- interest rates will go up
Ok this is a no-brainer for a number of reasons, one being that US interest rates are about as low as they can go. Also, given the large amount of new debt issue and increasing stockpiles in China, Japan, and elsewhere, would expect reduced appetite at current interest levels. That said, in uncertain markets, where else should China or Japan park their $ inflows?
- commodity prices will revert
Well, most commodity prices already reverted to historical levels in 2008 during the market crisis. This can be seen in a number of commodity indices. That said, there are specific commodities that are at premiums to historical levels (ones that China has been buying).
Here we can see that commodities, as a broad index, have fallen back to historical levels and stayed there since 2009, however industrial commodities have increased in price by 30%:

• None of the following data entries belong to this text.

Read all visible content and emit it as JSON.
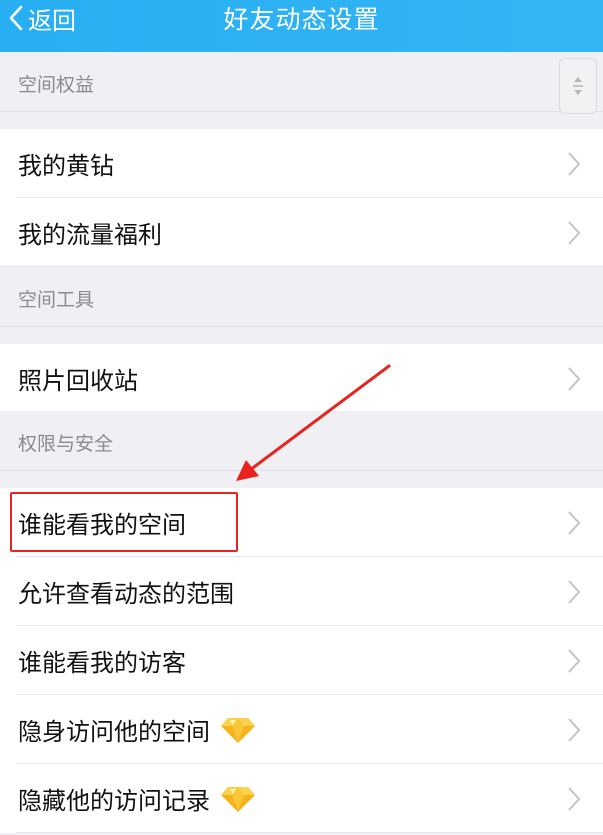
{
  "header": {
    "back_label": "返回",
    "title": "好友动态设置",
    "background": "#2ab0f4"
  },
  "sections": [
    {
      "title": "空间权益",
      "items": [
        {
          "label": "我的黄钻"
        },
        {
          "label": "我的流量福利"
        }
      ]
    },
    {
      "title": "空间工具",
      "items": [
        {
          "label": "照片回收站"
        }
      ]
    },
    {
      "title": "权限与安全",
      "items": [
        {
          "label": "谁能看我的空间"
        },
        {
          "label": "允许查看动态的范围"
        },
        {
          "label": "谁能看我的访客"
        },
        {
          "label": "隐身访问他的空间",
          "badge_icon": "vip-diamond-icon"
        },
        {
          "label": "隐藏他的访问记录",
          "badge_icon": "vip-diamond-icon"
        }
      ]
    }
  ],
  "annotation": {
    "highlighted_item": "谁能看我的空间",
    "color": "#e8231f"
  },
  "icons": {
    "back": "chevron-left-icon",
    "row": "chevron-right-icon",
    "scroll": "scroll-handle-icon"
  }
}
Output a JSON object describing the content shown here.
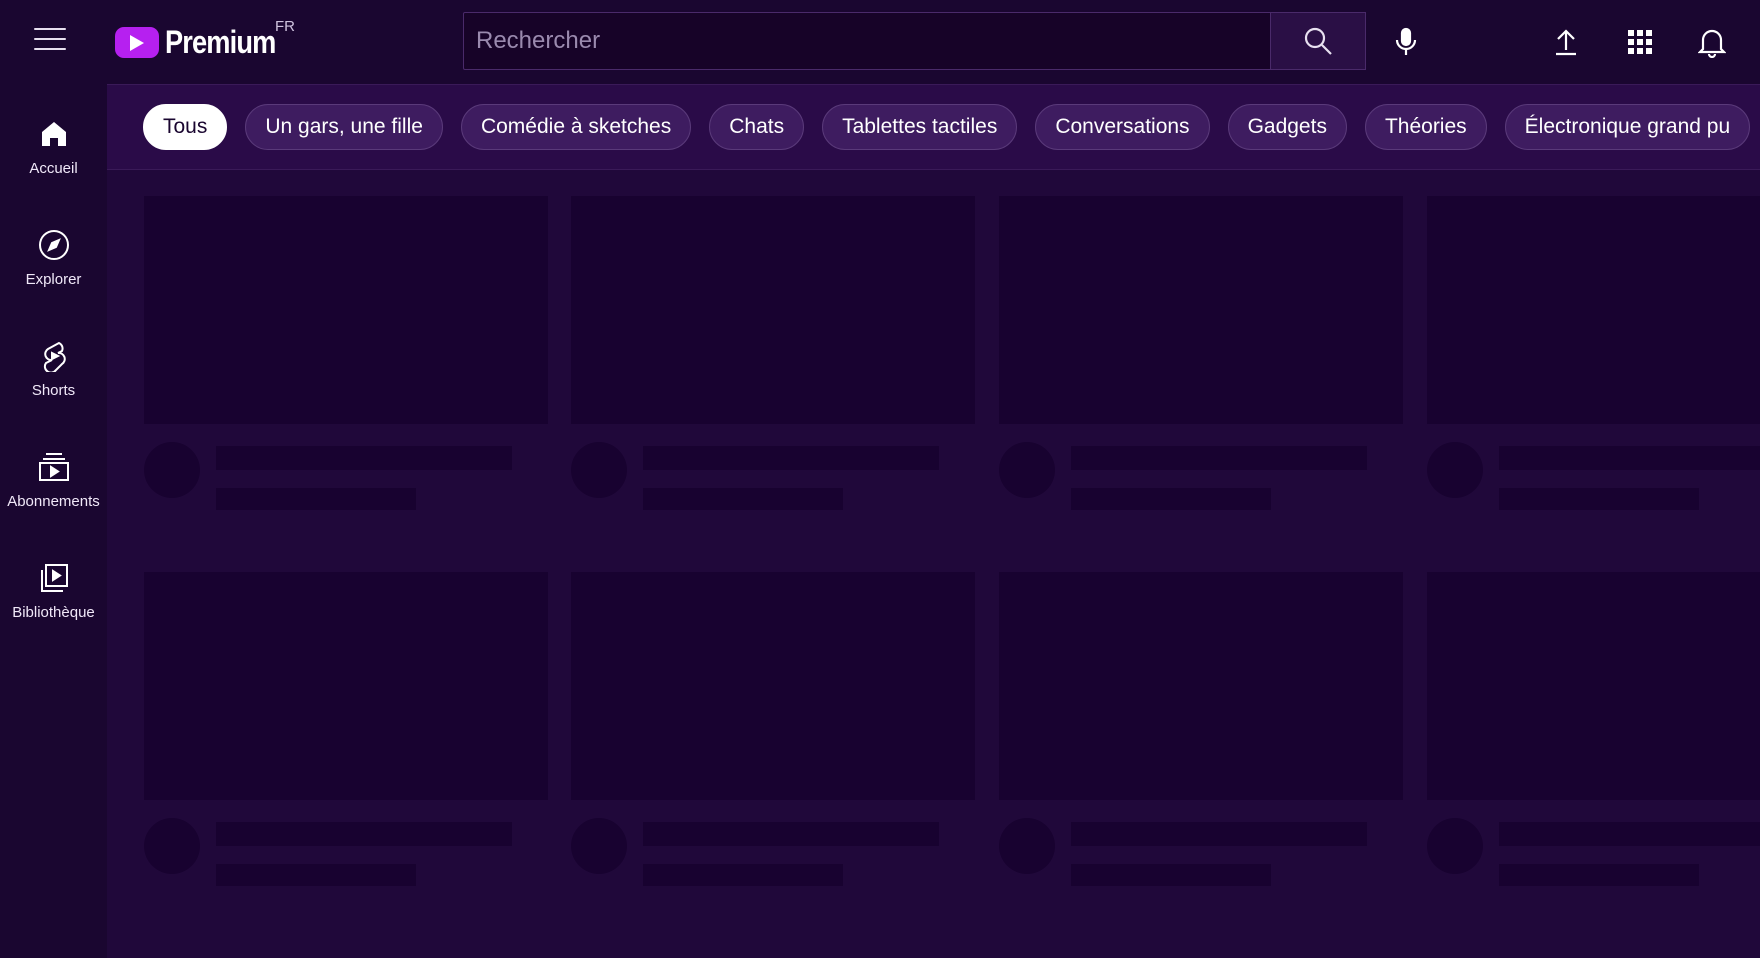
{
  "header": {
    "logo_text": "Premium",
    "country_code": "FR",
    "search_placeholder": "Rechercher",
    "brand_color": "#b620f0"
  },
  "sidebar": {
    "items": [
      {
        "label": "Accueil",
        "icon": "home-icon"
      },
      {
        "label": "Explorer",
        "icon": "compass-icon"
      },
      {
        "label": "Shorts",
        "icon": "shorts-icon"
      },
      {
        "label": "Abonnements",
        "icon": "subscriptions-icon"
      },
      {
        "label": "Bibliothèque",
        "icon": "library-icon"
      }
    ]
  },
  "chips": [
    {
      "label": "Tous",
      "active": true
    },
    {
      "label": "Un gars, une fille"
    },
    {
      "label": "Comédie à sketches"
    },
    {
      "label": "Chats"
    },
    {
      "label": "Tablettes tactiles"
    },
    {
      "label": "Conversations"
    },
    {
      "label": "Gadgets"
    },
    {
      "label": "Théories"
    },
    {
      "label": "Électronique grand pu"
    }
  ],
  "content": {
    "state": "loading",
    "rows": 2,
    "columns": 4
  }
}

I’m going to ignore Gold at the moment, as I don’t believe China is the major driver behind its rise (that said, gold would appear to be ripe for a huge reset, similar to the buildup and reset in the 80s). Copper on the other hand, has had a 50% rise since 2009 that can be attributed to demand from China:
Apparently China is buying copper not only for internal demand, but as a way to invest its huge inflow of $s as opposed to investing entirely in US treasuries. So really we have to be looking at significantly less US consumption of Chinese products or a change in policy around stockpiling industrial commodities, before we see these commodities reverting to historic levels.